What I Meant Was…
nytheatre.com review by Martin Denton
September 21, 2011
What I Meant Was... is billed, delightfully and entirely accurately, as "the odd, short-ish plays of Vinnie Marano." Fans of this fine, earnest playwright—who has been a mainstay of Manhattan Theatre Source and the New York International Fringe Festival for the last decade or so—will not be surprised at the variety, wit, and wisdom they'll encounter in this eclectic quintet of dramas and comedies. And those who don't know Marano's oeuvre are in for a treat, as they get a first look at the talents and preoccupations of this Bronx native and NYC indie theater fixture.
There are five plays in this evening of one-acts. Two of them are brand new. Words Fail, which kicks the show off, is a thoughtful and surprising exploration of what it means and what it takes to make art nowadays—to really persevere, I mean, and do what's necessary to see your vision through. Marano certainly knows first-hand how tough it can be to make indie theater successfully in the Big Apple, but there's nothing whiny or even particularly specific in this piece, which is a brief, simple,and often oblique conversation between two friends who are presently at odds. He wants her to help promote his new artwork, and she, for a variety of complicated reasons, is reluctant to do so. There are mighty ideas at play here, that will resonant with anyone who is trying to make some kind of a difference in a world that mostly feels indifferent to them.

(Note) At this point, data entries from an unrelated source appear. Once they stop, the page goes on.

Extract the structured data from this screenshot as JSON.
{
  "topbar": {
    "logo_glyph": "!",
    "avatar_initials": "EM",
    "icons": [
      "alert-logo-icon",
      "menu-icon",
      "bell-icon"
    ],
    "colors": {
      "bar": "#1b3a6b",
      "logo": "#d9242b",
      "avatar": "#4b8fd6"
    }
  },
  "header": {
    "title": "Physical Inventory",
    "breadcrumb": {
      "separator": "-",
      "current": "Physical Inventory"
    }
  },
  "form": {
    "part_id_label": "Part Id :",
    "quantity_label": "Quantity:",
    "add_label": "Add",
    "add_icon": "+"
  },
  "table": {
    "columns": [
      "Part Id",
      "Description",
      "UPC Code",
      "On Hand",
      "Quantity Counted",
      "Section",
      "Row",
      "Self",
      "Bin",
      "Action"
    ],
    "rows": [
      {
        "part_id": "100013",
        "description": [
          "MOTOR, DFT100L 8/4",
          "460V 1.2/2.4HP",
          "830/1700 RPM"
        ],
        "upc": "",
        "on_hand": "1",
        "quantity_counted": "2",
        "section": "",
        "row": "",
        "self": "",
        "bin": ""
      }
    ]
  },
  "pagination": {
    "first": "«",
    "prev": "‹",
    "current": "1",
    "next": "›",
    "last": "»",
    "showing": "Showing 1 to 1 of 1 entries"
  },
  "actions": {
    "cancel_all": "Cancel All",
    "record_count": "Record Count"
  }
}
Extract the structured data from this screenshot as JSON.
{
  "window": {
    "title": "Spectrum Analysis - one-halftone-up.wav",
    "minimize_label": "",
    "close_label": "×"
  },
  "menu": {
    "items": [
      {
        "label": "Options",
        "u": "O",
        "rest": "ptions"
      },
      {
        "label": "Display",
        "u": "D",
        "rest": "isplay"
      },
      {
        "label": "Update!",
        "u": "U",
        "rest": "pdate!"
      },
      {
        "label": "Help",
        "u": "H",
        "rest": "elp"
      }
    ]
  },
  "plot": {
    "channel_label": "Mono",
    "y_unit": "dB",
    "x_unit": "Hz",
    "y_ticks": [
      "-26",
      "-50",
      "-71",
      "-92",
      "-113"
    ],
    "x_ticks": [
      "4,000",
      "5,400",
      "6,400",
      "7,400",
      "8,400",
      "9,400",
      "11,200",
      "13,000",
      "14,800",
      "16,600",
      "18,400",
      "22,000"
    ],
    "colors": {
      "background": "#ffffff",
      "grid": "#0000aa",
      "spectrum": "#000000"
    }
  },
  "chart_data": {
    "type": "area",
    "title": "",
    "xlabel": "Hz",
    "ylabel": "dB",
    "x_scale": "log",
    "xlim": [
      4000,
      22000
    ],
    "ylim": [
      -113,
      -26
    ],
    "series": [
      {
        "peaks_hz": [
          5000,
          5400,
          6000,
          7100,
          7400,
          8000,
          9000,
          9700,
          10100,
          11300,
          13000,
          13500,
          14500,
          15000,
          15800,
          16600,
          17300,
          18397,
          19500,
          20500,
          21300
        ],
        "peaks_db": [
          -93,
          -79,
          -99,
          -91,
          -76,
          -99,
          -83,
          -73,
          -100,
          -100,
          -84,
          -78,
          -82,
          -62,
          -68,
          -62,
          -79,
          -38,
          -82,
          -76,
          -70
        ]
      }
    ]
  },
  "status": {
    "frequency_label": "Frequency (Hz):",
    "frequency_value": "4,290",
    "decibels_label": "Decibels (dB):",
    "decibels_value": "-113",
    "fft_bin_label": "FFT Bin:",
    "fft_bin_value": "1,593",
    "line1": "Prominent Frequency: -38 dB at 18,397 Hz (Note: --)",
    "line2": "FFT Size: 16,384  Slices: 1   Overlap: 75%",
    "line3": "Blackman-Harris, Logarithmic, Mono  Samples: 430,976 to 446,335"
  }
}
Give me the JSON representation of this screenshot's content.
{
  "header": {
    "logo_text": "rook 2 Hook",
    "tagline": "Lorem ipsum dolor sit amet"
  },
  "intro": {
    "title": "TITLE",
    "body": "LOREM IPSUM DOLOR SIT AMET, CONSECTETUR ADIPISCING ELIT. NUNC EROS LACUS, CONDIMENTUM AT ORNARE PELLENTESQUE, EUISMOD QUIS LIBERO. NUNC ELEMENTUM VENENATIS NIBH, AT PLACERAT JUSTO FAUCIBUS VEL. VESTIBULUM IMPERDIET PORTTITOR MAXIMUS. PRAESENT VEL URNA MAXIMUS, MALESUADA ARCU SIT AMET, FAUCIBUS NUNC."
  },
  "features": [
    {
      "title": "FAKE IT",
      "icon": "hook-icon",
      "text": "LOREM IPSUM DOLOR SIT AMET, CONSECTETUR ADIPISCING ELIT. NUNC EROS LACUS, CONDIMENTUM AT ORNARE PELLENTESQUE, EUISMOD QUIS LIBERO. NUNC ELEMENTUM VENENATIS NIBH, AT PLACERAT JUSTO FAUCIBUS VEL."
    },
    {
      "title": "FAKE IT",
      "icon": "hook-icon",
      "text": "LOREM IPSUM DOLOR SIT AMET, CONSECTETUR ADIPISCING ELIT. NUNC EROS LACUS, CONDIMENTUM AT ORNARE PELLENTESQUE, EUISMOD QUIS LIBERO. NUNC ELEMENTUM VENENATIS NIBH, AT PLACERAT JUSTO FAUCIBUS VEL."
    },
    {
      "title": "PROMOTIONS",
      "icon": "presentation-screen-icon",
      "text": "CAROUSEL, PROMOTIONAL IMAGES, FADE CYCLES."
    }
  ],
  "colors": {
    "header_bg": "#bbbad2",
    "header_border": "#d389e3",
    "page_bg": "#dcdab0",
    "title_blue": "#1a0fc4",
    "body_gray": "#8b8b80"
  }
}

Artistic License, which opens Act II, is the other premiere in What I Meant Was... It is set in the early 1950s, and introduces us to the female members of a badly broken family. The mother, Penelope, is stoically "handling" her husband's flagrant infidelity by hosting a dinner party for his new girlfriend. Their daughter, Jessica, is understandably furious. And the new girlfriend, Carlyle, is cool but perhaps not as comfortable as she pretends to be. Observing and offering occasional commentary is the family's longtime maid, Athena. Marano creates an interesting atmosphere of tension among a group of smart, articulate women rendered temporarily inarticulate.
The one older piece in What I Meant Was... is also its funniest, Wrestle Talk, first performed in the '90s. It takes place on a sports cable network wrestling talk show, hosted by a tough and upwardly mobile personality named Betsy Burke. Her guests today are Billy Ray Bob and the Mad Czech, who are about to lock horns in a grudge match in Madison Square Garden. The twist in Wrestle Talk is revealed early on and I actually guessed what it was before that, but it's still very enjoyable and humorous. Marano tweaks hypocrisy on a whole lot of levels here.
The remaining two items on the bill are from 2011, though previously performed at MTS. Both are about fatherhood, and both are warm, rich, and insightful. My Baby takes place in the bar of a swanky restaurant, where one man waits for his girlfriend and another waits for his daughter. They mix as neatly as water and oil, but of course discover some things in common. Wisemen, the final play of the evening, is also my favorite. It's set in a hospital waiting room. Pew is a nervous first-time dad, anxiously awaiting word about his wife and newborn. With him are two disparate gentlemen, whose exact relationships to Pew are uncertain (indeed, it's not really clear why they're there at all). Genteel, calm Winsor and trash-talking, rough-hewn Easy offer contrary perspectives on birth, life, and other topics. At first their give-and-take felt like a gimmick, but Marano takes this piece to an unexpected and uplifting place by its end. Wisemen sums up the ever-hopeful, life-embracing philosophy that runs through all of Marano's work.
The playwright directed My Baby and Wisemen himself; DeLisa M. White helmed Wrestle Talk and Artistic License and Dev Bondarin staged Words Fail. The production is expert. An ensemble of 12 actors does fine work throughout: James Michael Armstrong, Angel M. Castillo, Tod Engle, Elizabeth Fountain, Annalisa Loeffler, Ryan McCurdy, Ellie Pyle, James Rieser, Side 2 Side, Trevor Swann, Quinn Warren, and Laura Williams. Oftentimes an evening of short plays can feel like a chore to sit through, but What I Meant Was... is a smart, funny, cohesive evening that plumbs themes dear to the heart of its creator, and I enjoyed it immensely.